Tuesday, November 1, 2011

Confetti Spaghetti Squash

I finally got around to organizing some photos I took over the last few weeks.  In doing so, I realized I neglected sharing a side dish I made with spaghetti squash.  Spaghetti squash qualifies as a winter squash variety, and while it's technically not winter just yet, the view outside tells me otherwise.  Just this weekend we watched icy cold rain turn to snow from our window.  Snow.  In October.  Yes, a rarity, but also a glaringly obvious reason to dig out the wool socks and sweaters we stored away.  Also ironic is the snowman with a pumpkin head that has taken form on my neighbors' lawn.  A collision of autumn and winter it seems, creating a beautiful chaos of sorts.  Although the weather forecast predicts sixty-degree temperatures later this week, I have to remind myself it is New England after all, so you can never be too sure.  Remember those hydrangea pictures I shared with you over the summer?  Here's an updated icy-cold version.  Still beautiful though, don't you think?  Like the hydrangeas, I'm doing my best to embrace the chill at the moment.

This side dish is something I made with things I had on hand.  If you haven't worked with spaghetti squash before, you are in for a treat.  It's such a nifty and fun vegetable to play around with.  The insides hold delectable sweet and crunchy strands that can be jazzed up any number of ways.  I've had it sweet with butter and brown sugar.  I've had it savory with chopped tomatoes and feta, and I've even had it spicy with crushed red pepper flakes.  A good deal of recipes call for a marinara style sauce on top, using the spaghetti squash as a stand in for pasta.  You could certainly go that route if you like, but tomato sauce seems a bit too heavy for something so delicate.  

I chose some mild ingredients that are not at all overpowering or competing.  I saute the strands with leeks, which have a more delicate and mild flavor than onions, add a helping of fresh chopped parsley, and some fresh squeezed lemon juice.  It's all very effortless, very light, and it's a cinch to throw together as a side dish.  Whenever I use leeks, I chop them into half moons and submerge them in a bowl of water.  It's by far the easiest method I've come across.  By swishing them around in a bath, you can remove any debris that gets trapped inside before straining them.  
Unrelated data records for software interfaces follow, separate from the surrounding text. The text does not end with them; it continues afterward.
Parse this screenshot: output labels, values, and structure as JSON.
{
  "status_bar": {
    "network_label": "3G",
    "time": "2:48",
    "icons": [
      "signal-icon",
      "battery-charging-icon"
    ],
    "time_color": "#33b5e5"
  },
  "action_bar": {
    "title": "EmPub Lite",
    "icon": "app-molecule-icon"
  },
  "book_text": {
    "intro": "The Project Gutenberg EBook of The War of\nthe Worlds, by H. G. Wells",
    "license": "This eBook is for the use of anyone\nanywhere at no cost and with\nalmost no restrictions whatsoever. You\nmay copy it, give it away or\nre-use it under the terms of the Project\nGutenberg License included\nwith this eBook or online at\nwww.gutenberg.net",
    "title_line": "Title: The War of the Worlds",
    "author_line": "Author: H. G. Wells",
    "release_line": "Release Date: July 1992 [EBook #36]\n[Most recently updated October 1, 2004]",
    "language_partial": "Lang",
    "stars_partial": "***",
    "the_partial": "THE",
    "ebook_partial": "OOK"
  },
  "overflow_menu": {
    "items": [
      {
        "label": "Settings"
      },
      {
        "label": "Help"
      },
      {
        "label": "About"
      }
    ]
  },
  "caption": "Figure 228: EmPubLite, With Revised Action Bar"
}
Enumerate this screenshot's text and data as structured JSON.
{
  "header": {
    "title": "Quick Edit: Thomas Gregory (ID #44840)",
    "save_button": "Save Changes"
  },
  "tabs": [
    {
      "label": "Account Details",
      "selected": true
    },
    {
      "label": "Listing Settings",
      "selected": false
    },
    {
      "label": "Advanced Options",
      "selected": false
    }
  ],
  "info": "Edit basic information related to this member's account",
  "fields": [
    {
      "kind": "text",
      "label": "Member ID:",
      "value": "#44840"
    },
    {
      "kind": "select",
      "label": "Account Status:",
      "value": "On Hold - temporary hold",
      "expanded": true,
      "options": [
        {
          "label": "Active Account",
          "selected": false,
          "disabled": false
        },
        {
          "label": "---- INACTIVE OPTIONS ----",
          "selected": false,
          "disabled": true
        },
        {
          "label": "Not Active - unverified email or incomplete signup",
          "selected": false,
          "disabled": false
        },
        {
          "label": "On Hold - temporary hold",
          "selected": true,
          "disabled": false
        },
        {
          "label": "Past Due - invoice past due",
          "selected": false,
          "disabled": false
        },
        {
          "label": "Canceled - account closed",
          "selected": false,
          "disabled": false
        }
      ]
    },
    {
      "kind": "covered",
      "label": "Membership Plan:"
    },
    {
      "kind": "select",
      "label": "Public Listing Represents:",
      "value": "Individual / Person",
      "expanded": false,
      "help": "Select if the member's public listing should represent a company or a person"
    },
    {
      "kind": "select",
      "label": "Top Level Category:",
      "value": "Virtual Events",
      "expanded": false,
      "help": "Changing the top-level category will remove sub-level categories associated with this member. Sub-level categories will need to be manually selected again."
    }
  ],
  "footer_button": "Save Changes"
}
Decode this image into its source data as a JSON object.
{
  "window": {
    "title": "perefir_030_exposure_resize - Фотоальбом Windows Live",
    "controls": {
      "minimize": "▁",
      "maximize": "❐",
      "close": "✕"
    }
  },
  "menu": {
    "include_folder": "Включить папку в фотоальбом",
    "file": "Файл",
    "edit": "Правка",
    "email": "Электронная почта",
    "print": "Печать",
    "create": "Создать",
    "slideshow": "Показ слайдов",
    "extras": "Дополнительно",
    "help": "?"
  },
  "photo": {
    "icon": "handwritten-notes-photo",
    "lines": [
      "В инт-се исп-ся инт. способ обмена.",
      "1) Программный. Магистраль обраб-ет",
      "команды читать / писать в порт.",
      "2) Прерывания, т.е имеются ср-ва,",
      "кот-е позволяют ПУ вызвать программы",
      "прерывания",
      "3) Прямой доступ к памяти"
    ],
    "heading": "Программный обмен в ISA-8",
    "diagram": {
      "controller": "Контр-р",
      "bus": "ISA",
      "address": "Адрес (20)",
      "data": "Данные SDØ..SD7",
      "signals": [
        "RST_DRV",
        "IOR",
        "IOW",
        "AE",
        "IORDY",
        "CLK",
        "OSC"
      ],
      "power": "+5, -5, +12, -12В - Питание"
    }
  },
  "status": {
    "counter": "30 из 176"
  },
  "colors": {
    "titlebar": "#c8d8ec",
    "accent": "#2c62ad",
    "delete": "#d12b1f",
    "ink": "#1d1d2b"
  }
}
The process of removing the strands from the squash is easy enough.  I like to start from the front to back, scraping with a fork.  Then I move along the insides, scraping towards the center.  You might be surprised at how much squash each half holds.  It reminds me of nature's own pasta of sorts, but unlike a big bowl of spaghetti, this is light and luscious, and will leave you feeling as such.  The strands get tossed into the wilted leeks, creating confetti of yellow and green ribbons.  With just a handful of ingredients, this might just be the most ridiculously easy side dish I've made.  There you have it, a simple dish, simply stated. 

~Confetti Spaghetti Squash Recipe~

1 spaghetti squash (2 1/2-3lbs), roasted with 2 tsp extra virgin olive oil
2 leeks, cut in half lengthwise, and again into 1/2" moons
1 tbsp extra virgin olive oil
handful fresh parsley, chopped
juice of 1 lemon
sea salt and pepper to your liking

Preheat oven to 400 degrees.  Cut your spaghetti squash in half and scoop out the seeds.  Drizzle a tsp of olive oil on each half and roast for about an hour.  You'll know it's done when can be easily pierced in  the center.  Remove from oven and allow to cool enough to handle.  Using a fork, scrape down the insides of the squash to remove the strands.

After cleaning leeks, saute them in a large pan with extra virgin olive oil over medium heat.  Saute for 5-7 minutes, until they have wilted.  Add in the squash strands and stir together.  Add in parsley and lemon juice, incorporating all the ingredients together.  Season with salt and pepper.  Serves 4-6 as a side dish. 

A few more photos of simple beauty I captured, pre-nor'easter.

1 comment:

Anonymous said...

I have always been so curious about spaghetti squash. I see it a lot of times with marina sauce dumped on top in order to imitate a low-carb version of spaghetti, but this looks much, much more intriguing. I think I'm going to pick up some of that squash soon and try some version of this out.